Sports are especially cruel when your boisterous hope is raised and then decisively crushed in nightmarish slow motion -- in this case by the Mets' seeming to stem their 2-1/2 week slide bt romping 13-0 on Saturday only to have the Marlins' take a 7-0 lead first-inning lead on Sunday. The insult compounded by Carlos Delgado's broken hand in the bottom of the frame, and It left 54,453 in slack-jawed silence that grew as the innings passed, the inevitable loomed and Shea Stadium gradually emptied. Yankee fans had their own dark edition in the 2004 ALCS, where a 3-0 series lead was steadily bled away by the Red Sox and finally buried by Johnny Damon's second-inning grand slam at Yankee Stadium off Javier Vazquez in relief of Kevin Brown, whose outing rivaled Tom Glavine's for sheer wretchedness in the clutch.
If this kind of grand guignol hasn't happened to your favorite team or athlete, give thanks, but give it time. Whistle past the graveyard or pray all you want, the grim reaper finds everyone. Herewith, a few of the many similar nightmares that must have stirred even the most calcified of souls: (If you have your own tale of grief, feel free to send it in and I'll run it in a future column. MIsery loves company, you know.)
The Bartman Game: Eternally starcrossed Cubbies up 3-1 and five outs from their first World Series in 58 years. Fly ball down the leftfield line. Devoted Cubs fan reaches out... After the Marlins' eight-run rally, the sight of a woman weeping in the Wrigley Field stands was plenty poignant. Then came Game 7 and the Cubs' 5-3 lead in the fifth inning.
The Buckner Game: Enough said.
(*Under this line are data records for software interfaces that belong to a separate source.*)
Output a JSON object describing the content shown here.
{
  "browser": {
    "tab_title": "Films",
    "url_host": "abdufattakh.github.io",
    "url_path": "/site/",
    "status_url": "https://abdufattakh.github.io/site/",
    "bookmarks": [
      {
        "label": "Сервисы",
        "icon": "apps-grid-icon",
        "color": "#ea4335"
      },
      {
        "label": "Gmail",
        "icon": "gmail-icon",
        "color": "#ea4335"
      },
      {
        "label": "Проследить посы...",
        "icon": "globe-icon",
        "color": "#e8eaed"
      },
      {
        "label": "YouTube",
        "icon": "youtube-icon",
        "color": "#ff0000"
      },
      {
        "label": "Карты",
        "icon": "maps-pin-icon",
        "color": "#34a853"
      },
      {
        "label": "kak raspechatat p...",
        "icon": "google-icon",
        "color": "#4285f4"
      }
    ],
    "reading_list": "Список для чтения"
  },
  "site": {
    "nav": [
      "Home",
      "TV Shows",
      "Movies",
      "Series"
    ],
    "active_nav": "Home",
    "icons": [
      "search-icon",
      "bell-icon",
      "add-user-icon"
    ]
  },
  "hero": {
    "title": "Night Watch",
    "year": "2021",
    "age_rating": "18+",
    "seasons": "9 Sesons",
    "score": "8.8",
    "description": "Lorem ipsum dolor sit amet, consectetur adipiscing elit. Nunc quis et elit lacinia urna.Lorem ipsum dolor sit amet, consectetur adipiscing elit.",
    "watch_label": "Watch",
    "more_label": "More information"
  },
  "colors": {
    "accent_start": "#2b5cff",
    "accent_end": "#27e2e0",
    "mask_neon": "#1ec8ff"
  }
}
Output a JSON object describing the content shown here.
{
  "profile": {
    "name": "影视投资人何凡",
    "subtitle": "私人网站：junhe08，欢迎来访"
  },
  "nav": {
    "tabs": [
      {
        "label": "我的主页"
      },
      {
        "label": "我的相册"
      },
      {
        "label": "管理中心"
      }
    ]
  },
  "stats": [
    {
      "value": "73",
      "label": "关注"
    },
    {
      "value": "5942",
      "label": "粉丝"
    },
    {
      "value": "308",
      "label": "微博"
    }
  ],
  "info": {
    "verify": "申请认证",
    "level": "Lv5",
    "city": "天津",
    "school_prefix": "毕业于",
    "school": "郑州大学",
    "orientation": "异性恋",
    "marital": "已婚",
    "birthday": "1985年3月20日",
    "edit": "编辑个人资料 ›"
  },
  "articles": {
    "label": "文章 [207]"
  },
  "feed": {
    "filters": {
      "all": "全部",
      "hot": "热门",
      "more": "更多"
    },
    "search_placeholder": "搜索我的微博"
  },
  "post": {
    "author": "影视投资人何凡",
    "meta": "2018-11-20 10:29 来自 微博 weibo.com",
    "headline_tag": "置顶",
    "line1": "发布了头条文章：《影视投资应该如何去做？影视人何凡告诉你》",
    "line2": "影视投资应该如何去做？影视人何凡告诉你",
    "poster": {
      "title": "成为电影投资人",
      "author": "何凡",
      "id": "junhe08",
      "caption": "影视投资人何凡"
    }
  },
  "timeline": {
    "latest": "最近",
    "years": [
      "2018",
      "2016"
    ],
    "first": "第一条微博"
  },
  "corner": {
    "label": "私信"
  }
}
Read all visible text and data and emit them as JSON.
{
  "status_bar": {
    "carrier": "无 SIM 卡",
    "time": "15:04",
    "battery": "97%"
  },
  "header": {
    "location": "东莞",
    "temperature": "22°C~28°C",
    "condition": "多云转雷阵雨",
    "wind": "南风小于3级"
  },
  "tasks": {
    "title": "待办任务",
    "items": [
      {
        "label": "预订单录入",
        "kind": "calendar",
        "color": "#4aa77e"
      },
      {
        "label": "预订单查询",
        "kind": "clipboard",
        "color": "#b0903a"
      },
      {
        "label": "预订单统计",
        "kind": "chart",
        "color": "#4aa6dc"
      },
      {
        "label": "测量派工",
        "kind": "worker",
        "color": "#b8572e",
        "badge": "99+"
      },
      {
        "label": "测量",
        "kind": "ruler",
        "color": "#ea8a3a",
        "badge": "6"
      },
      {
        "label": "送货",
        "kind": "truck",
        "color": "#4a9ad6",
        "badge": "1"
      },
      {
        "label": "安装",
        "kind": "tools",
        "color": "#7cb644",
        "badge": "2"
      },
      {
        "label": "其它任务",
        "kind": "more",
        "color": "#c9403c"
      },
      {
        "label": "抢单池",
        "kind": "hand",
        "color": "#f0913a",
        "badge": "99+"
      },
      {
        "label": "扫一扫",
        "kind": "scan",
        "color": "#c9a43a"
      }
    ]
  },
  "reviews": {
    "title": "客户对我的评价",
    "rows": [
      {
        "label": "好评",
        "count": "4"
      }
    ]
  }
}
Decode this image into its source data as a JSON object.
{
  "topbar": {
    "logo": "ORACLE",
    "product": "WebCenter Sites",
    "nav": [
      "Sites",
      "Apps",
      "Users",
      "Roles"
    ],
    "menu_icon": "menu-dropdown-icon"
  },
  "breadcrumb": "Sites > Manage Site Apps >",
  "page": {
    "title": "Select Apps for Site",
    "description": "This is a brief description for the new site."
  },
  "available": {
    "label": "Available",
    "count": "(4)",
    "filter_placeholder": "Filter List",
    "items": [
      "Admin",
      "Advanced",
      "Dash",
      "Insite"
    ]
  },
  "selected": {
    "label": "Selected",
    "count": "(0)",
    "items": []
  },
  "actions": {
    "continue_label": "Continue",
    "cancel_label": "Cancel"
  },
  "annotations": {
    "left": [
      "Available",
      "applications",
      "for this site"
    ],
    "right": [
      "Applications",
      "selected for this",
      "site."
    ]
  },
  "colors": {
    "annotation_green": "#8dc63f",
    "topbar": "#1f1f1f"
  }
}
Boston also had a 3-0 lead in the sixth inning of Game 7. The only blessing for Sox fans was that neither was in Fenway.
The Palmer Game. The Bengals' first playoff appearance in 15 years, the house is rockin' and Super Bowl talk is in the air. On Cincy's second offensive play, Pro Bowl QB Carson Palmer shreds his knee while completing a 66-yard pass to Chris Henry, who also leaves the game injured four plays later. Backup Jon Kitna takes over, the Bengals battle gamely, taking leads of 10-0 and 17-7, but the black cloud fully descends in the second half. Bengals fall, 31-17.
The 1996 Masters: Greg Norman enters Augusta's final day with a six-stroke lead over Nick Faldo and shoots a 78. Faldo fires a 67. Do the math. It equals every golfer's worst fever dream.
Barbaro: This one was much more than just a loss, it was a real tragedy. Pimlico Race Course is packed to see the dominant winner of the Kentucky Derby's assault on the second leg of the Triple Crown. Fifteen seconds after the start, the place grows silent and many are soon in tears. Unlike the great filly Ruffian, who broke down in her match race with Foolish Pleasure in 1975, the game Barbaro survived his ghastly leg injuries, but only for eight months.
Not pleasant stuff by any means, but it is a fact of life in any game you care to embrace. It's also something that sports have in common with Billy Graham. Both give you religion.